REQUIRED ACTION ▸
Make an exact copy of every entry.

SOURCE INFORMATION ▸
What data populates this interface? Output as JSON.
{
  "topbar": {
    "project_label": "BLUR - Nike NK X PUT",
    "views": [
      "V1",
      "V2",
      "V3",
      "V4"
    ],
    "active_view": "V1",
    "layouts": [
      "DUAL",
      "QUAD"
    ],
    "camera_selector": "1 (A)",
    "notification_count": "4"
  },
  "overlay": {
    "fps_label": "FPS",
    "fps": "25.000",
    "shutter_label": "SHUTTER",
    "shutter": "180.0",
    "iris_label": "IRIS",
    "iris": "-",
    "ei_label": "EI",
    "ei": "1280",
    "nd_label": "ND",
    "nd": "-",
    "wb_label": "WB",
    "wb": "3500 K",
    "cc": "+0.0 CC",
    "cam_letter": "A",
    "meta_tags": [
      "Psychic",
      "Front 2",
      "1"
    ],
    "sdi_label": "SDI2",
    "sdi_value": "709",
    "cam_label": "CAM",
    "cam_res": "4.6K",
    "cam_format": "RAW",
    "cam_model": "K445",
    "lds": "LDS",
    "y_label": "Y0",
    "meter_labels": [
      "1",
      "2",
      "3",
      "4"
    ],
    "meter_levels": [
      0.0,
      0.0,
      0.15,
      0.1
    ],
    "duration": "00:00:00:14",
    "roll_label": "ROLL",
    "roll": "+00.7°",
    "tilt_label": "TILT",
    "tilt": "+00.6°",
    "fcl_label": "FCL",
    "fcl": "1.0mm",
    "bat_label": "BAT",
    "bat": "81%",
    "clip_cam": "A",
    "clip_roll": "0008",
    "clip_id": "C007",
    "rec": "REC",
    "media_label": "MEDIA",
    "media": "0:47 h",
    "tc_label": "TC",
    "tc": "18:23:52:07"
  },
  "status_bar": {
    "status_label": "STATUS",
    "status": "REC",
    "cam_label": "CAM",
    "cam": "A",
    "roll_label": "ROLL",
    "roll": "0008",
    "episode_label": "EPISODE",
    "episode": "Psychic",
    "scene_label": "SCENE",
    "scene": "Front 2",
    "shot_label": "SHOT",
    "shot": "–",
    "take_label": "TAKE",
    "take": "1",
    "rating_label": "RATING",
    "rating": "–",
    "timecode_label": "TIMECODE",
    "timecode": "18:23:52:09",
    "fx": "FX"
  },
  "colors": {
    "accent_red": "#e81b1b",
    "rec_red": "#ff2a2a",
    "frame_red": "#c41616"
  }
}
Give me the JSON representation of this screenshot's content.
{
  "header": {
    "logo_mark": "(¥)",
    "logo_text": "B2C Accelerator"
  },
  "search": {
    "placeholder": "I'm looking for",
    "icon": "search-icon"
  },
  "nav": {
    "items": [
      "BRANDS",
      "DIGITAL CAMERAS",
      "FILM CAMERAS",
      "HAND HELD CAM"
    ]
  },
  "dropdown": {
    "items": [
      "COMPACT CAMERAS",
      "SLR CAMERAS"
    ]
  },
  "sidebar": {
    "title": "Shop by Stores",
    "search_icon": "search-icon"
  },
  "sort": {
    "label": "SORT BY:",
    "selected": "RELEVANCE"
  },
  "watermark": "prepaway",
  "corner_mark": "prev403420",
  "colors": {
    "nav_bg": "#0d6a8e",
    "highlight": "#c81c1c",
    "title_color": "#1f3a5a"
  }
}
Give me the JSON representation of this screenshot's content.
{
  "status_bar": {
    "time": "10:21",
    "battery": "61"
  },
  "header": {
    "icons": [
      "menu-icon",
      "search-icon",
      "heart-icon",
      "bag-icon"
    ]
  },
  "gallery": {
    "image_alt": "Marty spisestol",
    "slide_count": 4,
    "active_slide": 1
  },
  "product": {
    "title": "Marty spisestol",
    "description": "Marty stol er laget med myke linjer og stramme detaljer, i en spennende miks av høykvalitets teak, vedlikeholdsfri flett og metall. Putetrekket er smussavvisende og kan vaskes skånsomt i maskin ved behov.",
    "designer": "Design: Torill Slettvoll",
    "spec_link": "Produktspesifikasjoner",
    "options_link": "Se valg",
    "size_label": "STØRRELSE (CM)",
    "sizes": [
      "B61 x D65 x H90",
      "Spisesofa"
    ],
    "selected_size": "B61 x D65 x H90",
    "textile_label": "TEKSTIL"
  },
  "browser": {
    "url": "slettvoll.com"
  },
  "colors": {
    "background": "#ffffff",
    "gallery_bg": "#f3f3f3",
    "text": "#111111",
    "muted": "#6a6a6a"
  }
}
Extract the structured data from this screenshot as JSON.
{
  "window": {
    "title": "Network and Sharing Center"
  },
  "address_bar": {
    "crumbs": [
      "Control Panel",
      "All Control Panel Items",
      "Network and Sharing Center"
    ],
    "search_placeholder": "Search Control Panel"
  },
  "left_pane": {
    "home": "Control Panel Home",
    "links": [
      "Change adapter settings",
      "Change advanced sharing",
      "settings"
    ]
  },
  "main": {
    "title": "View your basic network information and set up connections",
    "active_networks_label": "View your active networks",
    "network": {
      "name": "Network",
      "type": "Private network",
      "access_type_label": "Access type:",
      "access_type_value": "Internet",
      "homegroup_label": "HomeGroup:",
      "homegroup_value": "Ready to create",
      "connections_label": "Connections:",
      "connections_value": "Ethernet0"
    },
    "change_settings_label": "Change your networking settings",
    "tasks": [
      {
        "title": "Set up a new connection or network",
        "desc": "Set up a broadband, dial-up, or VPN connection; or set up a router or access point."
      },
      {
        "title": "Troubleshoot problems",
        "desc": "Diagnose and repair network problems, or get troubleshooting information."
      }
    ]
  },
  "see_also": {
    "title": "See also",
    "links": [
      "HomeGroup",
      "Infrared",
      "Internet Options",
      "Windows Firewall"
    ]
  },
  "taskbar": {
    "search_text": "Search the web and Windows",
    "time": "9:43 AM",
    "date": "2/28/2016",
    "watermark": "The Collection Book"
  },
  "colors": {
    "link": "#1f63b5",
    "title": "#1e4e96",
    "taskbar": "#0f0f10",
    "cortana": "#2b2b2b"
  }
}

TASK RESULT ▸
What data populates this interface? Output as JSON.
{
  "topbar": {
    "project_label": "BLUR - Nike NK X PUT",
    "views": [
      "V1",
      "V2",
      "V3",
      "V4"
    ],
    "active_view": "V1",
    "layouts": [
      "DUAL",
      "QUAD"
    ],
    "camera_selector": "1 (A)",
    "notification_count": "4"
  },
  "overlay": {
    "fps_label": "FPS",
    "fps": "25.000",
    "shutter_label": "SHUTTER",
    "shutter": "180.0",
    "iris_label": "IRIS",
    "iris": "-",
    "ei_label": "EI",
    "ei": "1280",
    "nd_label": "ND",
    "nd": "-",
    "wb_label": "WB",
    "wb": "3500 K",
    "cc": "+0.0 CC",
    "cam_letter": "A",
    "meta_tags": [
      "Psychic",
      "Front 2",
      "1"
    ],
    "sdi_label": "SDI2",
    "sdi_value": "709",
    "cam_label": "CAM",
    "cam_res": "4.6K",
    "cam_format": "RAW",
    "cam_model": "K445",
    "lds": "LDS",
    "y_label": "Y0",
    "meter_labels": [
      "1",
      "2",
      "3",
      "4"
    ],
    "meter_levels": [
      0.0,
      0.0,
      0.15,
      0.1
    ],
    "duration": "00:00:00:14",
    "roll_label": "ROLL",
    "roll": "+00.7°",
    "tilt_label": "TILT",
    "tilt": "+00.6°",
    "fcl_label": "FCL",
    "fcl": "1.0mm",
    "bat_label": "BAT",
    "bat": "81%",
    "clip_cam": "A",
    "clip_roll": "0008",
    "clip_id": "C007",
    "rec": "REC",
    "media_label": "MEDIA",
    "media": "0:47 h",
    "tc_label": "TC",
    "tc": "18:23:52:07"
  },
  "status_bar": {
    "status_label": "STATUS",
    "status": "REC",
    "cam_label": "CAM",
    "cam": "A",
    "roll_label": "ROLL",
    "roll": "0008",
    "episode_label": "EPISODE",
    "episode": "Psychic",
    "scene_label": "SCENE",
    "scene": "Front 2",
    "shot_label": "SHOT",
    "shot": "–",
    "take_label": "TAKE",
    "take": "1",
    "rating_label": "RATING",
    "rating": "–",
    "timecode_label": "TIMECODE",
    "timecode": "18:23:52:09",
    "fx": "FX"
  },
  "colors": {
    "accent_red": "#e81b1b",
    "rec_red": "#ff2a2a",
    "frame_red": "#c41616"
  }
}
Give me the JSON representation of this screenshot's content.
{
  "header": {
    "logo_mark": "(¥)",
    "logo_text": "B2C Accelerator"
  },
  "search": {
    "placeholder": "I'm looking for",
    "icon": "search-icon"
  },
  "nav": {
    "items": [
      "BRANDS",
      "DIGITAL CAMERAS",
      "FILM CAMERAS",
      "HAND HELD CAM"
    ]
  },
  "dropdown": {
    "items": [
      "COMPACT CAMERAS",
      "SLR CAMERAS"
    ]
  },
  "sidebar": {
    "title": "Shop by Stores",
    "search_icon": "search-icon"
  },
  "sort": {
    "label": "SORT BY:",
    "selected": "RELEVANCE"
  },
  "watermark": "prepaway",
  "corner_mark": "prev403420",
  "colors": {
    "nav_bg": "#0d6a8e",
    "highlight": "#c81c1c",
    "title_color": "#1f3a5a"
  }
}
Give me the JSON representation of this screenshot's content.
{
  "status_bar": {
    "time": "10:21",
    "battery": "61"
  },
  "header": {
    "icons": [
      "menu-icon",
      "search-icon",
      "heart-icon",
      "bag-icon"
    ]
  },
  "gallery": {
    "image_alt": "Marty spisestol",
    "slide_count": 4,
    "active_slide": 1
  },
  "product": {
    "title": "Marty spisestol",
    "description": "Marty stol er laget med myke linjer og stramme detaljer, i en spennende miks av høykvalitets teak, vedlikeholdsfri flett og metall. Putetrekket er smussavvisende og kan vaskes skånsomt i maskin ved behov.",
    "designer": "Design: Torill Slettvoll",
    "spec_link": "Produktspesifikasjoner",
    "options_link": "Se valg",
    "size_label": "STØRRELSE (CM)",
    "sizes": [
      "B61 x D65 x H90",
      "Spisesofa"
    ],
    "selected_size": "B61 x D65 x H90",
    "textile_label": "TEKSTIL"
  },
  "browser": {
    "url": "slettvoll.com"
  },
  "colors": {
    "background": "#ffffff",
    "gallery_bg": "#f3f3f3",
    "text": "#111111",
    "muted": "#6a6a6a"
  }
}
Extract the structured data from this screenshot as JSON.
{
  "window": {
    "title": "Network and Sharing Center"
  },
  "address_bar": {
    "crumbs": [
      "Control Panel",
      "All Control Panel Items",
      "Network and Sharing Center"
    ],
    "search_placeholder": "Search Control Panel"
  },
  "left_pane": {
    "home": "Control Panel Home",
    "links": [
      "Change adapter settings",
      "Change advanced sharing",
      "settings"
    ]
  },
  "main": {
    "title": "View your basic network information and set up connections",
    "active_networks_label": "View your active networks",
    "network": {
      "name": "Network",
      "type": "Private network",
      "access_type_label": "Access type:",
      "access_type_value": "Internet",
      "homegroup_label": "HomeGroup:",
      "homegroup_value": "Ready to create",
      "connections_label": "Connections:",
      "connections_value": "Ethernet0"
    },
    "change_settings_label": "Change your networking settings",
    "tasks": [
      {
        "title": "Set up a new connection or network",
        "desc": "Set up a broadband, dial-up, or VPN connection; or set up a router or access point."
      },
      {
        "title": "Troubleshoot problems",
        "desc": "Diagnose and repair network problems, or get troubleshooting information."
      }
    ]
  },
  "see_also": {
    "title": "See also",
    "links": [
      "HomeGroup",
      "Infrared",
      "Internet Options",
      "Windows Firewall"
    ]
  },
  "taskbar": {
    "search_text": "Search the web and Windows",
    "time": "9:43 AM",
    "date": "2/28/2016",
    "watermark": "The Collection Book"
  },
  "colors": {
    "link": "#1f63b5",
    "title": "#1e4e96",
    "taskbar": "#0f0f10",
    "cortana": "#2b2b2b"
  }
}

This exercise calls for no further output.